Task prompt | The data shown below should all be retyped exactly.

Dataset entries |
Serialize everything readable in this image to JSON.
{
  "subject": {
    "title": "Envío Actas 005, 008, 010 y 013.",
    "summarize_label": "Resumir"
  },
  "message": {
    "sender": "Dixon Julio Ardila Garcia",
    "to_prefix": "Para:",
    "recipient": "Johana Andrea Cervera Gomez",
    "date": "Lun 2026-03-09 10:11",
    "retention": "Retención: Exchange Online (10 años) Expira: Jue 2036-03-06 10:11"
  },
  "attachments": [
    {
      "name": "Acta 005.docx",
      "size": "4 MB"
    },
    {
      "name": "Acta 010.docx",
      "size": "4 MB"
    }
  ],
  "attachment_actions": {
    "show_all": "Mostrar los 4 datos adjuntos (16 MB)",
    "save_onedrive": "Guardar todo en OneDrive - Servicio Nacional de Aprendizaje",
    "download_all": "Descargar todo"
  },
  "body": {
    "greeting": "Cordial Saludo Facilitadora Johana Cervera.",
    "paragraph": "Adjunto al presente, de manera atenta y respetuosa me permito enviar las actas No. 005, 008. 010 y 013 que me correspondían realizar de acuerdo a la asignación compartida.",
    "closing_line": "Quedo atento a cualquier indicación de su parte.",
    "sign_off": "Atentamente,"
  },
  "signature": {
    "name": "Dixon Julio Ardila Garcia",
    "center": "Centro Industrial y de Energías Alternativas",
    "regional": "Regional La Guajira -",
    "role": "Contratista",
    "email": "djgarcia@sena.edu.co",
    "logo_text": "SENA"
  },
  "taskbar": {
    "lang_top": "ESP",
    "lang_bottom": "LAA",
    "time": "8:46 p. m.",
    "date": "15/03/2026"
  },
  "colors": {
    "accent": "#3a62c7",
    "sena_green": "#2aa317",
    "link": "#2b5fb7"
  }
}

Solution |
Serialize everything readable in this image to JSON.
{
  "subject": {
    "title": "Envío Actas 005, 008, 010 y 013.",
    "summarize_label": "Resumir"
  },
  "message": {
    "sender": "Dixon Julio Ardila Garcia",
    "to_prefix": "Para:",
    "recipient": "Johana Andrea Cervera Gomez",
    "date": "Lun 2026-03-09 10:11",
    "retention": "Retención: Exchange Online (10 años) Expira: Jue 2036-03-06 10:11"
  },
  "attachments": [
    {
      "name": "Acta 005.docx",
      "size": "4 MB"
    },
    {
      "name": "Acta 010.docx",
      "size": "4 MB"
    }
  ],
  "attachment_actions": {
    "show_all": "Mostrar los 4 datos adjuntos (16 MB)",
    "save_onedrive": "Guardar todo en OneDrive - Servicio Nacional de Aprendizaje",
    "download_all": "Descargar todo"
  },
  "body": {
    "greeting": "Cordial Saludo Facilitadora Johana Cervera.",
    "paragraph": "Adjunto al presente, de manera atenta y respetuosa me permito enviar las actas No. 005, 008. 010 y 013 que me correspondían realizar de acuerdo a la asignación compartida.",
    "closing_line": "Quedo atento a cualquier indicación de su parte.",
    "sign_off": "Atentamente,"
  },
  "signature": {
    "name": "Dixon Julio Ardila Garcia",
    "center": "Centro Industrial y de Energías Alternativas",
    "regional": "Regional La Guajira -",
    "role": "Contratista",
    "email": "djgarcia@sena.edu.co",
    "logo_text": "SENA"
  },
  "taskbar": {
    "lang_top": "ESP",
    "lang_bottom": "LAA",
    "time": "8:46 p. m.",
    "date": "15/03/2026"
  },
  "colors": {
    "accent": "#3a62c7",
    "sena_green": "#2aa317",
    "link": "#2b5fb7"
  }
}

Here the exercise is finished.